Some companies keep their money outside the country in order to not pay taxes. This is not the newest thing in the financial world, nor an uncommon practice, especially among large companies that make billions and want to keep everything for themselves.
Tech companies are doing it too, but recently, Google received an unexpected attention from the Securities and Exchange Commission. They started asking the tech giant a lot of questions regarding its overseas cash and in the last two days the answers started popping up.
First and foremost, it seems that Google keeps money outside the U.S. and the balance shows it is not coffee money: we are talking about an average of $30 billion. The SEC regulators pressed Google to explain their plans related to that amount and the findings are as clear as possible. It seems that Google is set to make a wide series of foreign acquisitions. This means foreign companies, tech rights, offices for itself and so on. Specifically,
The company is likely to require $20 billion to $30 billion of foreign earnings to fund such acquisitions.
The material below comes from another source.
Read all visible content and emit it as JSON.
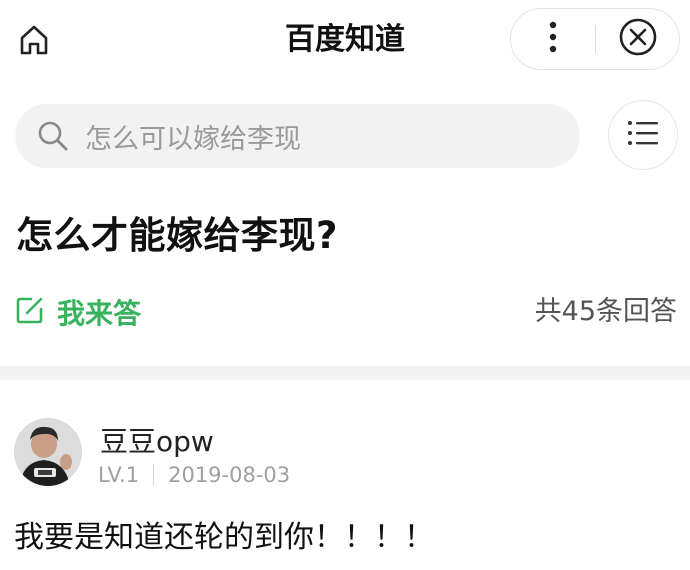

The company also needs $2 billion to $4 billion for capital expenditures, including data centers and other operations, as well as $12 billion to $14 billion for a research-and-development cost-sharing agreement.
However, Google’s officials didn’t specify a list of potential acquisitions and they didn’t give the SEC inspectors reliable data regarding time – frames and deadlines related to the shopping spree it intends to embark on.
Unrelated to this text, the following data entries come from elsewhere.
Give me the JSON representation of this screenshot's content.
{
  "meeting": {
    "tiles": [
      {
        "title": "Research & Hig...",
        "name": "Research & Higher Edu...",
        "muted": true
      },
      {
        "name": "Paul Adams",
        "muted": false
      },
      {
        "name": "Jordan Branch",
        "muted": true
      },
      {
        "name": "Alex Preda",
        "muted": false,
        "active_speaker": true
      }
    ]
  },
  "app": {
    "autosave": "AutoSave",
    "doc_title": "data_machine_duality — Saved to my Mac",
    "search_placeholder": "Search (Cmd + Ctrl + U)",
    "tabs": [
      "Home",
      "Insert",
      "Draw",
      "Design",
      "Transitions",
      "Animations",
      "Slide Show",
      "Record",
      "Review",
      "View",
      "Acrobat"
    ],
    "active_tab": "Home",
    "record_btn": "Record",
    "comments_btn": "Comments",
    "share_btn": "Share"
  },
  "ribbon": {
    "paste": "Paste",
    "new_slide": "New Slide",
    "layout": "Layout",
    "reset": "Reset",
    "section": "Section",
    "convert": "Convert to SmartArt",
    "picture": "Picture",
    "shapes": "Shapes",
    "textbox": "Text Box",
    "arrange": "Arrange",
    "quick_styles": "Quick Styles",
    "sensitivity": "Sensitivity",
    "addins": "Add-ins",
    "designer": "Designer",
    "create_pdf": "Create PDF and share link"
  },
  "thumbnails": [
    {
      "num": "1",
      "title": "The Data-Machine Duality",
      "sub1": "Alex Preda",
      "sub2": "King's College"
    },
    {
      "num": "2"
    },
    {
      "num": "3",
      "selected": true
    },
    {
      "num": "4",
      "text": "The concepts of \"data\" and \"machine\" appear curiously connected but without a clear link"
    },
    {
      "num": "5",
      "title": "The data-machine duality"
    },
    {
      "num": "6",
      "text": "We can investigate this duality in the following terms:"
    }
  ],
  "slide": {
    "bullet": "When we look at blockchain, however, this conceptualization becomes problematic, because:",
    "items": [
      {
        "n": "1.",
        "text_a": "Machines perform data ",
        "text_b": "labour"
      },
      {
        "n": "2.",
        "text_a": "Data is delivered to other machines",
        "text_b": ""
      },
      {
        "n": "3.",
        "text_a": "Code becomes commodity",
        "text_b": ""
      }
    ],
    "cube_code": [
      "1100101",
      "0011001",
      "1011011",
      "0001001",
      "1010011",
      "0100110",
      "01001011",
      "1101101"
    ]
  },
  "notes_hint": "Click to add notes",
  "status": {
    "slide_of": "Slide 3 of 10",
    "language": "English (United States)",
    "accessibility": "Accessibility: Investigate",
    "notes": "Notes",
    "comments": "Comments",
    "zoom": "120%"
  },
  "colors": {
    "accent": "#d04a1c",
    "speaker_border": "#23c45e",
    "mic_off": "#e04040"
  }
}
Google investing in foreign companies and offices is not a thing of the present and definitely not a new strategy either. If you remember, Google bought an Israeli – based company for more than $1 billion last year, not to mention that in the past 10 years, Google spent almost $27 billion in buying U.S. based companies, start-ups and tech rights. From this point of view, the fact that Google keeps money outside the U.S. seems completely legit.
However, if you take a look over the dark side of things, it seems that Google keeps money outside the U.S. in order to avoid paying taxes.
The company generates around half of its revenue abroad, and avoids paying taxes in the U.S. by keeping those earnings overseas.